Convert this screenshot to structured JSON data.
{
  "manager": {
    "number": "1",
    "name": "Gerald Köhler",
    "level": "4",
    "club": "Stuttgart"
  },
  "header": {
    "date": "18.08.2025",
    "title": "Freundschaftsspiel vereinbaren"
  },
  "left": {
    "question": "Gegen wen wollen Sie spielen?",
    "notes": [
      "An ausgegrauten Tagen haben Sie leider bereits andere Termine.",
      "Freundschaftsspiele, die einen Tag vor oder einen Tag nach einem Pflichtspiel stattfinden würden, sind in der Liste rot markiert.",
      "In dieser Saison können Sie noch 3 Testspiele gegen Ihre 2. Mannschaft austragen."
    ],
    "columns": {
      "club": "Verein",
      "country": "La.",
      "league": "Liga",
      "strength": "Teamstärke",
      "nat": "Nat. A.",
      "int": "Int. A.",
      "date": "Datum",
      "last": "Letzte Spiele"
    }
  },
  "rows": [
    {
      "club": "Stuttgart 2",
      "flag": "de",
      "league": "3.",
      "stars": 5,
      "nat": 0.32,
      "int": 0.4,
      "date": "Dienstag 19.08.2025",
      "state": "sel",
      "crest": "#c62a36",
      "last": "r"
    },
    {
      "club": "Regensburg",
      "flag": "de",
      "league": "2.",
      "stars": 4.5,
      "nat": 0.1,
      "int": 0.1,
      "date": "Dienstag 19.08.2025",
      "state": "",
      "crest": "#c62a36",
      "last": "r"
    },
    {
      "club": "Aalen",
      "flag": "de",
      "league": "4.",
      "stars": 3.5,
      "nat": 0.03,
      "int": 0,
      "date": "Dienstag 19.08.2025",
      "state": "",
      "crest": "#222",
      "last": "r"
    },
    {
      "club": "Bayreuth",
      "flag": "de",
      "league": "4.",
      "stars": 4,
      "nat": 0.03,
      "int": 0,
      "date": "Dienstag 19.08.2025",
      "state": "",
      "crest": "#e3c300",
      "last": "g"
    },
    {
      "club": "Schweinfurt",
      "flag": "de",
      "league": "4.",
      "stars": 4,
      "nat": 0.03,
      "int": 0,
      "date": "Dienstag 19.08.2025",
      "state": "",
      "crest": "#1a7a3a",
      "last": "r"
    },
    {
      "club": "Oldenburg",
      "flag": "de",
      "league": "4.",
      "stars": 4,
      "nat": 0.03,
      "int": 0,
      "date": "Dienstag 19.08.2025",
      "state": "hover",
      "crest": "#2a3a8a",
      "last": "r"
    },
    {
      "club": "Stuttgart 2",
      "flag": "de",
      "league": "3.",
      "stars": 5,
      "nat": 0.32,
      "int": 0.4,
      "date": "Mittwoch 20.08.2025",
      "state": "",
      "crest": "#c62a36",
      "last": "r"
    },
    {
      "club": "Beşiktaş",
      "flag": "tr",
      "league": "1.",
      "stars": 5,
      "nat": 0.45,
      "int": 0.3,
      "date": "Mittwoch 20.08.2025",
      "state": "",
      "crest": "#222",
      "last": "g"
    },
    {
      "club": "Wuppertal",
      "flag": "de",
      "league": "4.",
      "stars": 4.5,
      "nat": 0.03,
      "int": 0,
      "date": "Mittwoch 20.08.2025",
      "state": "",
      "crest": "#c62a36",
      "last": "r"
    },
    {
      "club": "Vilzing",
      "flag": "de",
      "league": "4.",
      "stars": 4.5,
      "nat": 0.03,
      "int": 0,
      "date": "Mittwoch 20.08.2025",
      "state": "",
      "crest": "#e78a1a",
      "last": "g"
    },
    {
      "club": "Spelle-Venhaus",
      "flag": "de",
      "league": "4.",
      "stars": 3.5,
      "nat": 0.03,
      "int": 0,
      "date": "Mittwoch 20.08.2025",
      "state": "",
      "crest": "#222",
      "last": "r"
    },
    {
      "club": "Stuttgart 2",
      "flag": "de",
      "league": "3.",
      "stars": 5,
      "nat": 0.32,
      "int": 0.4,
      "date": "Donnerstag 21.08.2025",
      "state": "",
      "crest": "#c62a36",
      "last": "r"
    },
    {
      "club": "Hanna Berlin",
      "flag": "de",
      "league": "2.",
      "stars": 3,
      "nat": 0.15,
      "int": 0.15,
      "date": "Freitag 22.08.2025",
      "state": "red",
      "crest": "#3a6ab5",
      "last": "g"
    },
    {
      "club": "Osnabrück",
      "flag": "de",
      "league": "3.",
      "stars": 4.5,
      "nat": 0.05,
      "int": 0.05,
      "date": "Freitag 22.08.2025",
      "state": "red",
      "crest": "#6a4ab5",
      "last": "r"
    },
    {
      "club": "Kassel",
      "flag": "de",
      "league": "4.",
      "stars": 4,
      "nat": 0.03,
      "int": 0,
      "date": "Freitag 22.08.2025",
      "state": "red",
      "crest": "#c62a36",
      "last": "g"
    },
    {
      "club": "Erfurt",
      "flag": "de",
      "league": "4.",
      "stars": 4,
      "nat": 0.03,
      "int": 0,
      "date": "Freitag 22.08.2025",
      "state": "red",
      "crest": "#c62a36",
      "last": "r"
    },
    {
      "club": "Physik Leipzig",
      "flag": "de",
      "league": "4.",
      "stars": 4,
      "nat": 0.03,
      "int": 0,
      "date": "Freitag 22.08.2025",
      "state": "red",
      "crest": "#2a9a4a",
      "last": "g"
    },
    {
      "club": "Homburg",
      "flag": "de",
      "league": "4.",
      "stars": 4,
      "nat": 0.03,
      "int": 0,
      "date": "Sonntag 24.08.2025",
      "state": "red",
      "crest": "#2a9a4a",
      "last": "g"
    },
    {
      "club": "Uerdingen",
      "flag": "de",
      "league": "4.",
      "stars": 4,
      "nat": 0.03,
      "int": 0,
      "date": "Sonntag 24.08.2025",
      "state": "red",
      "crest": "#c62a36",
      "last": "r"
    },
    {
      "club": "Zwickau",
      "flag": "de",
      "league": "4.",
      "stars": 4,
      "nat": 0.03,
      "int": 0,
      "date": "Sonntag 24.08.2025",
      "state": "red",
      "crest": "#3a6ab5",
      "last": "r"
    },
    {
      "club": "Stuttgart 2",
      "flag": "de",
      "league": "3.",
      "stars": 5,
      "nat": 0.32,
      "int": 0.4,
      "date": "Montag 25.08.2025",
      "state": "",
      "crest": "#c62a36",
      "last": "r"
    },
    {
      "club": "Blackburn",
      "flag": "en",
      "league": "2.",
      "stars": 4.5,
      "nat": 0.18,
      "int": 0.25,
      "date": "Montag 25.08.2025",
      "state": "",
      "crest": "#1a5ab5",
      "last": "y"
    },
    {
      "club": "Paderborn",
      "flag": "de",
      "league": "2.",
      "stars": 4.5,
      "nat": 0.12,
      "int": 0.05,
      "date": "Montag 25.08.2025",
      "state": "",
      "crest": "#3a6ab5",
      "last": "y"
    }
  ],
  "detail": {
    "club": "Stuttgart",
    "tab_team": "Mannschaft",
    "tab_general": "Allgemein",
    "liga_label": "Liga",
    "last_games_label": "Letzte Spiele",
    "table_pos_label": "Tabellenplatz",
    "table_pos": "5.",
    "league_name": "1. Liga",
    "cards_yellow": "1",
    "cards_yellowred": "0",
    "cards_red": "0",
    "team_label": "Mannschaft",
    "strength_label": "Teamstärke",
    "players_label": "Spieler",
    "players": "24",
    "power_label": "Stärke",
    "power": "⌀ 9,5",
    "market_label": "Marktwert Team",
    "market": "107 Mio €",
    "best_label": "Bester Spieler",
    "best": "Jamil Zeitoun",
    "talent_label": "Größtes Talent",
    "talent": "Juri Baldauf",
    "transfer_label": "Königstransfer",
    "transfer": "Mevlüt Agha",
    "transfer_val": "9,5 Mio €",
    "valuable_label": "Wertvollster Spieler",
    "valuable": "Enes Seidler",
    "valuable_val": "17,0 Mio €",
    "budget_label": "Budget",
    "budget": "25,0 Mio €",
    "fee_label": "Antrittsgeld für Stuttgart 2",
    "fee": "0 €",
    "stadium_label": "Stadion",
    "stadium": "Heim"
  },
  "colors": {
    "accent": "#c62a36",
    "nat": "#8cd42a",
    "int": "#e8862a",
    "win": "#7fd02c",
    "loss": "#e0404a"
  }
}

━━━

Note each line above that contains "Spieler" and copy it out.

■ **OUTPUT BELOW**:
    "players_label": "Spieler",
    "best_label": "Bester Spieler",
    "valuable_label": "Wertvollster Spieler",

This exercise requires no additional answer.